Rep. Ed Markey (D-Mass.) has asked the FCC to extend the program access rules, which are slated to sunset Oct. 5 unless the FCC renews them.
According to a draft order circulated two weeks ago, FCC chairman Julius Genachowski is proposing to allow the access rules, which ban exclusive contracts between distributors and their vertically integrated networks, to sunset, handling those complaints via case-by-case application of a rule against unfair or deceptive practices that will remain on the books.
But Markey, in a letter to Genachowski Tuesday, wrote not extending that ban is still needed, that the largest cable operators remain powerful players, and that sunsetting the ban would be consumer unfriendly, pointing to the "costly and time-consuming litigation that would ensue in case-by-case adjudication of disputes in lieu of the current rules.
The FCC is expected to vote on the proposal Wednesday or Thursday.
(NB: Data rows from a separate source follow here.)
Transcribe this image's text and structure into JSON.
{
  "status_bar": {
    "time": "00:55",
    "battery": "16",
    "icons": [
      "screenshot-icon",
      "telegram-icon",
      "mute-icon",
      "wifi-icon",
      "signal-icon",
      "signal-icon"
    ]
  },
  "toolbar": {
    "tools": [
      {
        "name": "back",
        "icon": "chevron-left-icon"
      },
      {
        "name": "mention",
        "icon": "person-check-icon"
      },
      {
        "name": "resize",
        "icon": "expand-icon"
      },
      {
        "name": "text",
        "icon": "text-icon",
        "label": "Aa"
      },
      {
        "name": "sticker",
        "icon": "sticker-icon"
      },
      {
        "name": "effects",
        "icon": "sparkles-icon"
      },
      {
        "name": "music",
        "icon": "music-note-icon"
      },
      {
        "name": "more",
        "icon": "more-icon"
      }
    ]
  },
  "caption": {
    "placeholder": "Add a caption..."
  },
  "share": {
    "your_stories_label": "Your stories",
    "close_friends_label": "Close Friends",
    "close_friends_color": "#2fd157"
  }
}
"The largest vertically integrated cable companies remain powerful players in the marketplace, and recent mergers have depended their programming resources," he writes, pointing out that he was the "principal author" of the act.
“The sunset of the program access rules could lead to a new dawn of less choice and higher prices for consumers,” said Markey. “If we do not extend the program access rules, the largest cable companies could withhold popular sports and entertainment programming from their competitors, reducing the competition and choice that has benefitted consumers. I urge Chairman Genachowski and the FCC Commissioners to extend the program access rules that have helped to level the playing field in the paid television marketplace.”
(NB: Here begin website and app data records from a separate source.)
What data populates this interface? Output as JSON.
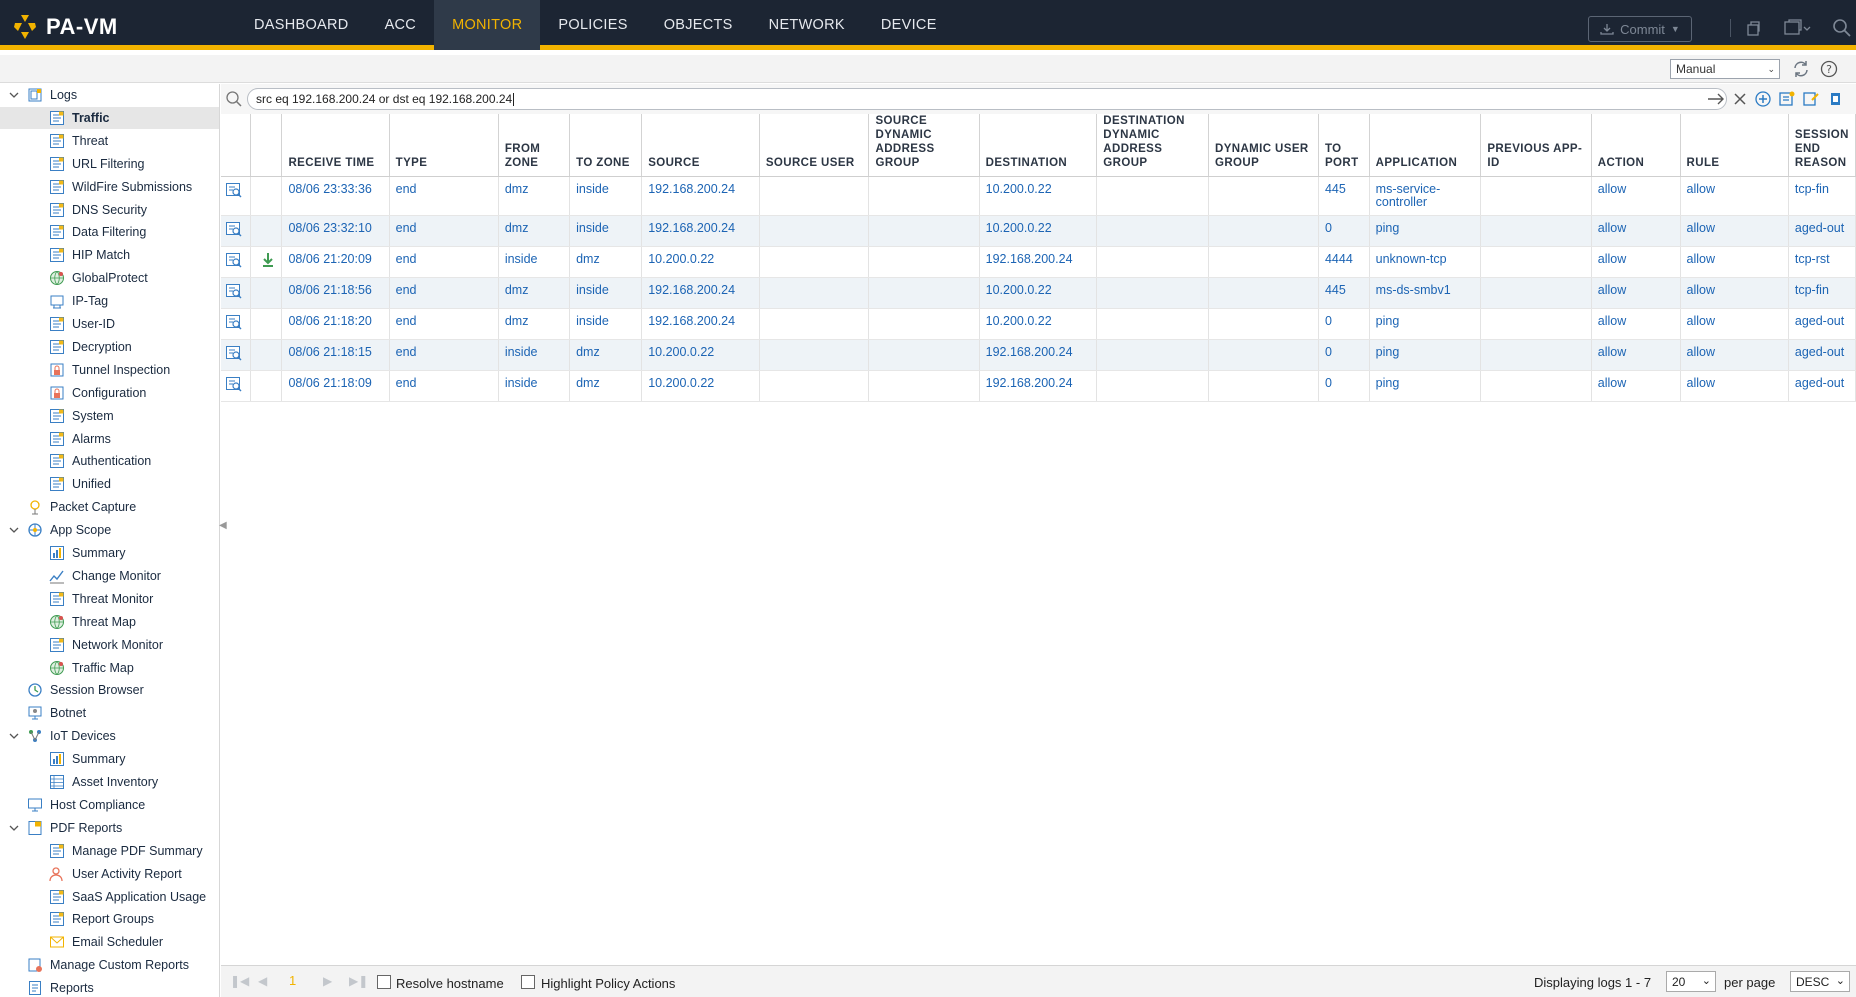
{
  "app": {
    "title": "PA-VM"
  },
  "nav": [
    {
      "label": "DASHBOARD",
      "active": false
    },
    {
      "label": "ACC",
      "active": false
    },
    {
      "label": "MONITOR",
      "active": true
    },
    {
      "label": "POLICIES",
      "active": false
    },
    {
      "label": "OBJECTS",
      "active": false
    },
    {
      "label": "NETWORK",
      "active": false
    },
    {
      "label": "DEVICE",
      "active": false
    }
  ],
  "toolbar": {
    "commit_label": "Commit",
    "refresh_mode": "Manual"
  },
  "sidebar": {
    "items": [
      {
        "label": "Logs",
        "level": 0,
        "expanded": true,
        "icon": "logs-icon"
      },
      {
        "label": "Traffic",
        "level": 1,
        "selected": true,
        "icon": "log-icon"
      },
      {
        "label": "Threat",
        "level": 1,
        "icon": "log-icon"
      },
      {
        "label": "URL Filtering",
        "level": 1,
        "icon": "log-icon"
      },
      {
        "label": "WildFire Submissions",
        "level": 1,
        "icon": "log-icon"
      },
      {
        "label": "DNS Security",
        "level": 1,
        "icon": "log-icon"
      },
      {
        "label": "Data Filtering",
        "level": 1,
        "icon": "log-icon"
      },
      {
        "label": "HIP Match",
        "level": 1,
        "icon": "log-icon"
      },
      {
        "label": "GlobalProtect",
        "level": 1,
        "icon": "globe-icon"
      },
      {
        "label": "IP-Tag",
        "level": 1,
        "icon": "tag-icon"
      },
      {
        "label": "User-ID",
        "level": 1,
        "icon": "log-icon"
      },
      {
        "label": "Decryption",
        "level": 1,
        "icon": "log-icon"
      },
      {
        "label": "Tunnel Inspection",
        "level": 1,
        "icon": "lock-icon"
      },
      {
        "label": "Configuration",
        "level": 1,
        "icon": "lock-icon"
      },
      {
        "label": "System",
        "level": 1,
        "icon": "log-icon"
      },
      {
        "label": "Alarms",
        "level": 1,
        "icon": "log-icon"
      },
      {
        "label": "Authentication",
        "level": 1,
        "icon": "log-icon"
      },
      {
        "label": "Unified",
        "level": 1,
        "icon": "log-icon"
      },
      {
        "label": "Packet Capture",
        "level": 0,
        "icon": "capture-icon"
      },
      {
        "label": "App Scope",
        "level": 0,
        "expanded": true,
        "icon": "scope-icon"
      },
      {
        "label": "Summary",
        "level": 1,
        "icon": "chart-icon"
      },
      {
        "label": "Change Monitor",
        "level": 1,
        "icon": "line-chart-icon"
      },
      {
        "label": "Threat Monitor",
        "level": 1,
        "icon": "log-icon"
      },
      {
        "label": "Threat Map",
        "level": 1,
        "icon": "globe-icon"
      },
      {
        "label": "Network Monitor",
        "level": 1,
        "icon": "log-icon"
      },
      {
        "label": "Traffic Map",
        "level": 1,
        "icon": "globe-icon"
      },
      {
        "label": "Session Browser",
        "level": 0,
        "icon": "session-icon"
      },
      {
        "label": "Botnet",
        "level": 0,
        "icon": "botnet-icon"
      },
      {
        "label": "IoT Devices",
        "level": 0,
        "expanded": true,
        "icon": "iot-icon"
      },
      {
        "label": "Summary",
        "level": 1,
        "icon": "chart-icon"
      },
      {
        "label": "Asset Inventory",
        "level": 1,
        "icon": "table-icon"
      },
      {
        "label": "Host Compliance",
        "level": 0,
        "icon": "monitor-icon"
      },
      {
        "label": "PDF Reports",
        "level": 0,
        "expanded": true,
        "icon": "pdf-icon"
      },
      {
        "label": "Manage PDF Summary",
        "level": 1,
        "icon": "log-icon"
      },
      {
        "label": "User Activity Report",
        "level": 1,
        "icon": "user-icon"
      },
      {
        "label": "SaaS Application Usage",
        "level": 1,
        "icon": "log-icon"
      },
      {
        "label": "Report Groups",
        "level": 1,
        "icon": "log-icon"
      },
      {
        "label": "Email Scheduler",
        "level": 1,
        "icon": "mail-icon"
      },
      {
        "label": "Manage Custom Reports",
        "level": 0,
        "icon": "custom-report-icon"
      },
      {
        "label": "Reports",
        "level": 0,
        "icon": "report-icon"
      }
    ]
  },
  "filter": {
    "query": "src eq 192.168.200.24 or dst eq 192.168.200.24"
  },
  "table": {
    "columns": [
      "",
      "",
      "RECEIVE TIME",
      "TYPE",
      "FROM ZONE",
      "TO ZONE",
      "SOURCE",
      "SOURCE USER",
      "SOURCE DYNAMIC ADDRESS GROUP",
      "DESTINATION",
      "DESTINATION DYNAMIC ADDRESS GROUP",
      "DYNAMIC USER GROUP",
      "TO PORT",
      "APPLICATION",
      "PREVIOUS APP-ID",
      "ACTION",
      "RULE",
      "SESSION END REASON"
    ],
    "rows": [
      {
        "download": false,
        "cells": [
          "08/06 23:33:36",
          "end",
          "dmz",
          "inside",
          "192.168.200.24",
          "",
          "",
          "10.200.0.22",
          "",
          "",
          "445",
          "ms-service-controller",
          "",
          "allow",
          "allow",
          "tcp-fin"
        ]
      },
      {
        "download": false,
        "cells": [
          "08/06 23:32:10",
          "end",
          "dmz",
          "inside",
          "192.168.200.24",
          "",
          "",
          "10.200.0.22",
          "",
          "",
          "0",
          "ping",
          "",
          "allow",
          "allow",
          "aged-out"
        ]
      },
      {
        "download": true,
        "cells": [
          "08/06 21:20:09",
          "end",
          "inside",
          "dmz",
          "10.200.0.22",
          "",
          "",
          "192.168.200.24",
          "",
          "",
          "4444",
          "unknown-tcp",
          "",
          "allow",
          "allow",
          "tcp-rst"
        ]
      },
      {
        "download": false,
        "cells": [
          "08/06 21:18:56",
          "end",
          "dmz",
          "inside",
          "192.168.200.24",
          "",
          "",
          "10.200.0.22",
          "",
          "",
          "445",
          "ms-ds-smbv1",
          "",
          "allow",
          "allow",
          "tcp-fin"
        ]
      },
      {
        "download": false,
        "cells": [
          "08/06 21:18:20",
          "end",
          "dmz",
          "inside",
          "192.168.200.24",
          "",
          "",
          "10.200.0.22",
          "",
          "",
          "0",
          "ping",
          "",
          "allow",
          "allow",
          "aged-out"
        ]
      },
      {
        "download": false,
        "cells": [
          "08/06 21:18:15",
          "end",
          "inside",
          "dmz",
          "10.200.0.22",
          "",
          "",
          "192.168.200.24",
          "",
          "",
          "0",
          "ping",
          "",
          "allow",
          "allow",
          "aged-out"
        ]
      },
      {
        "download": false,
        "cells": [
          "08/06 21:18:09",
          "end",
          "inside",
          "dmz",
          "10.200.0.22",
          "",
          "",
          "192.168.200.24",
          "",
          "",
          "0",
          "ping",
          "",
          "allow",
          "allow",
          "aged-out"
        ]
      }
    ]
  },
  "footer": {
    "page": "1",
    "resolve_hostname": "Resolve hostname",
    "highlight_policy": "Highlight Policy Actions",
    "display_text": "Displaying logs 1 - 7",
    "per_page_value": "20",
    "per_page_label": "per page",
    "order": "DESC"
  },
  "colors": {
    "nav_bg": "#1c2533",
    "accent": "#f2b300",
    "link": "#1c64b4",
    "row_alt": "#eef3f7"
  }
}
Far from having outlived their usefulness, wrote Markey, "They remain a foundation for competition, and conditions in today's video marketplace necessitate their continuance.
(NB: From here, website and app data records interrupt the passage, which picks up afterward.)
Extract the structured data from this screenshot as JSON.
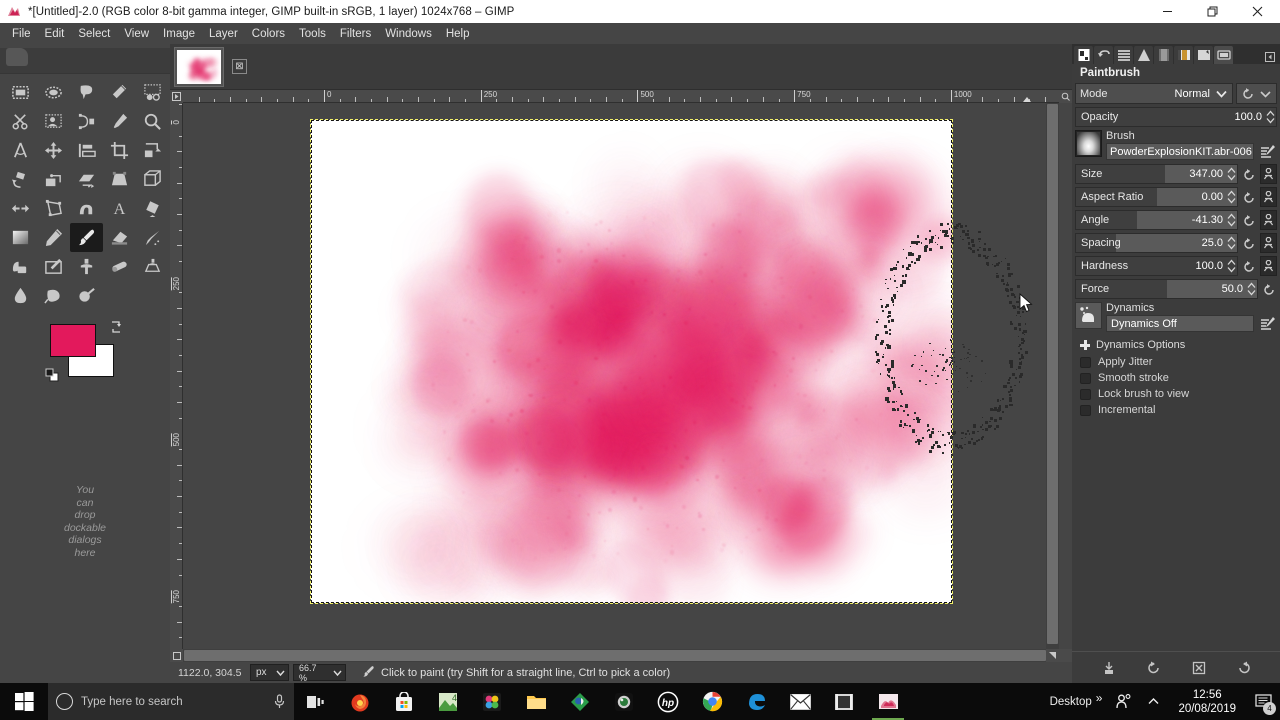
{
  "window": {
    "title": "*[Untitled]-2.0 (RGB color 8-bit gamma integer, GIMP built-in sRGB, 1 layer) 1024x768 – GIMP",
    "icon": "gimp-wilber-icon",
    "minimize": "–",
    "maximize": "❐",
    "close": "✕"
  },
  "menubar": {
    "items": [
      {
        "label": "File"
      },
      {
        "label": "Edit"
      },
      {
        "label": "Select"
      },
      {
        "label": "View"
      },
      {
        "label": "Image"
      },
      {
        "label": "Layer"
      },
      {
        "label": "Colors"
      },
      {
        "label": "Tools"
      },
      {
        "label": "Filters"
      },
      {
        "label": "Windows"
      },
      {
        "label": "Help"
      }
    ]
  },
  "toolbox": {
    "tools": [
      {
        "name": "rectangle-select-tool"
      },
      {
        "name": "ellipse-select-tool"
      },
      {
        "name": "free-select-tool"
      },
      {
        "name": "fuzzy-select-tool"
      },
      {
        "name": "select-by-color-tool"
      },
      {
        "name": "scissors-select-tool"
      },
      {
        "name": "foreground-select-tool"
      },
      {
        "name": "paths-tool"
      },
      {
        "name": "color-picker-tool"
      },
      {
        "name": "zoom-tool"
      },
      {
        "name": "measure-tool"
      },
      {
        "name": "move-tool"
      },
      {
        "name": "alignment-tool"
      },
      {
        "name": "crop-tool"
      },
      {
        "name": "unified-transform-tool"
      },
      {
        "name": "rotate-tool"
      },
      {
        "name": "scale-tool"
      },
      {
        "name": "shear-tool"
      },
      {
        "name": "perspective-tool"
      },
      {
        "name": "3d-transform-tool"
      },
      {
        "name": "flip-tool"
      },
      {
        "name": "cage-transform-tool"
      },
      {
        "name": "warp-transform-tool"
      },
      {
        "name": "text-tool"
      },
      {
        "name": "bucket-fill-tool"
      },
      {
        "name": "gradient-tool"
      },
      {
        "name": "pencil-tool"
      },
      {
        "name": "paintbrush-tool"
      },
      {
        "name": "eraser-tool"
      },
      {
        "name": "airbrush-tool"
      },
      {
        "name": "ink-tool"
      },
      {
        "name": "mypaint-brush-tool"
      },
      {
        "name": "clone-tool"
      },
      {
        "name": "heal-tool"
      },
      {
        "name": "perspective-clone-tool"
      },
      {
        "name": "blur-sharpen-tool"
      },
      {
        "name": "smudge-tool"
      },
      {
        "name": "dodge-burn-tool"
      }
    ],
    "selected_tool": "paintbrush-tool",
    "foreground_color": "#E3195C",
    "background_color": "#FFFFFF",
    "dock_hint": "You\ncan\ndrop\ndockable\ndialogs\nhere",
    "dock_hint_lines": [
      "You",
      "can",
      "drop",
      "dockable",
      "dialogs",
      "here"
    ]
  },
  "canvas": {
    "tab_close_label": "⊠",
    "ruler_h_labels": [
      "0",
      "250",
      "500",
      "750",
      "1000"
    ],
    "ruler_v_labels": [
      "0",
      "250",
      "500",
      "750"
    ],
    "image_size": "1024x768"
  },
  "statusbar": {
    "pointer_position": "1122.0, 304.5",
    "unit": "px",
    "zoom": "66.7 %",
    "message": "Click to paint (try Shift for a straight line, Ctrl to pick a color)",
    "message_icon": "paintbrush-icon"
  },
  "dock": {
    "tabs": [
      {
        "name": "tool-options-tab"
      },
      {
        "name": "undo-history-tab"
      },
      {
        "name": "layers-tab"
      },
      {
        "name": "channels-tab"
      },
      {
        "name": "paths-tab"
      },
      {
        "name": "gradients-tab"
      },
      {
        "name": "patterns-tab"
      },
      {
        "name": "tool-preset-tab"
      }
    ],
    "menu_icon": "tab-menu-icon",
    "tool_name": "Paintbrush",
    "mode": {
      "label": "Mode",
      "value": "Normal"
    },
    "sliders": [
      {
        "name": "Opacity",
        "value": "100.0",
        "fill": 100
      },
      {
        "name": "Size",
        "value": "347.00",
        "fill": 55
      },
      {
        "name": "Aspect Ratio",
        "value": "0.00",
        "fill": 50
      },
      {
        "name": "Angle",
        "value": "-41.30",
        "fill": 38
      },
      {
        "name": "Spacing",
        "value": "25.0",
        "fill": 25
      },
      {
        "name": "Hardness",
        "value": "100.0",
        "fill": 100
      },
      {
        "name": "Force",
        "value": "50.0",
        "fill": 50
      }
    ],
    "brush": {
      "caption": "Brush",
      "value": "PowderExplosionKIT.abr-006"
    },
    "dynamics": {
      "caption": "Dynamics",
      "value": "Dynamics Off"
    },
    "dynamics_options": "Dynamics Options",
    "checkboxes": [
      {
        "label": "Apply Jitter",
        "checked": false
      },
      {
        "label": "Smooth stroke",
        "checked": false
      },
      {
        "label": "Lock brush to view",
        "checked": false
      },
      {
        "label": "Incremental",
        "checked": false
      }
    ],
    "footer": [
      {
        "name": "save-tool-preset-button"
      },
      {
        "name": "restore-tool-preset-button"
      },
      {
        "name": "delete-tool-preset-button"
      },
      {
        "name": "reset-tool-options-button"
      }
    ]
  },
  "taskbar": {
    "start": "windows-start-icon",
    "search_placeholder": "Type here to search",
    "mic_icon": "microphone-icon",
    "buttons": [
      {
        "name": "task-view-icon"
      },
      {
        "name": "firefox-icon"
      },
      {
        "name": "microsoft-store-icon"
      },
      {
        "name": "photos-icon"
      },
      {
        "name": "app-colorful-icon"
      },
      {
        "name": "file-explorer-icon"
      },
      {
        "name": "green-diamond-app-icon"
      },
      {
        "name": "camera-app-icon"
      },
      {
        "name": "hp-icon"
      },
      {
        "name": "google-chrome-icon"
      },
      {
        "name": "microsoft-edge-icon"
      },
      {
        "name": "mail-icon"
      },
      {
        "name": "movie-maker-icon"
      },
      {
        "name": "gimp-icon"
      }
    ],
    "desktop_label": "Desktop",
    "overflow_chevron": "»",
    "people_icon": "people-icon",
    "show_hidden_icon": "show-hidden-icons-chevron",
    "time": "12:56",
    "date": "20/08/2019",
    "notification_count": "4"
  }
}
Markey said that if the rules sunset, a vertically integrated company could deny competitors must-have sports programming. The FCC proposal is said to presume that withholding co-owned regional sports net programming would be presumptively in violation of that fair and deceptive rule, while the American Cable Association has suggested that should extend to national must-have sports programming as well.
But Markey noted that a case-by-case enforcement regime would not only invite time-consuming litigation, but might compel consumers to subscribe to big cable companies in order to get must-see sports and entertainment. "By the time these disputes conclude," he wrote, "competitors without access to such programming will have lost potential customers, frustrating competition and harming consumers. Instead, the far better approach is to maintain the current rules that require a vertically integrated cable company to demonstrate why the public interest would be served by an exclusive arrangement..."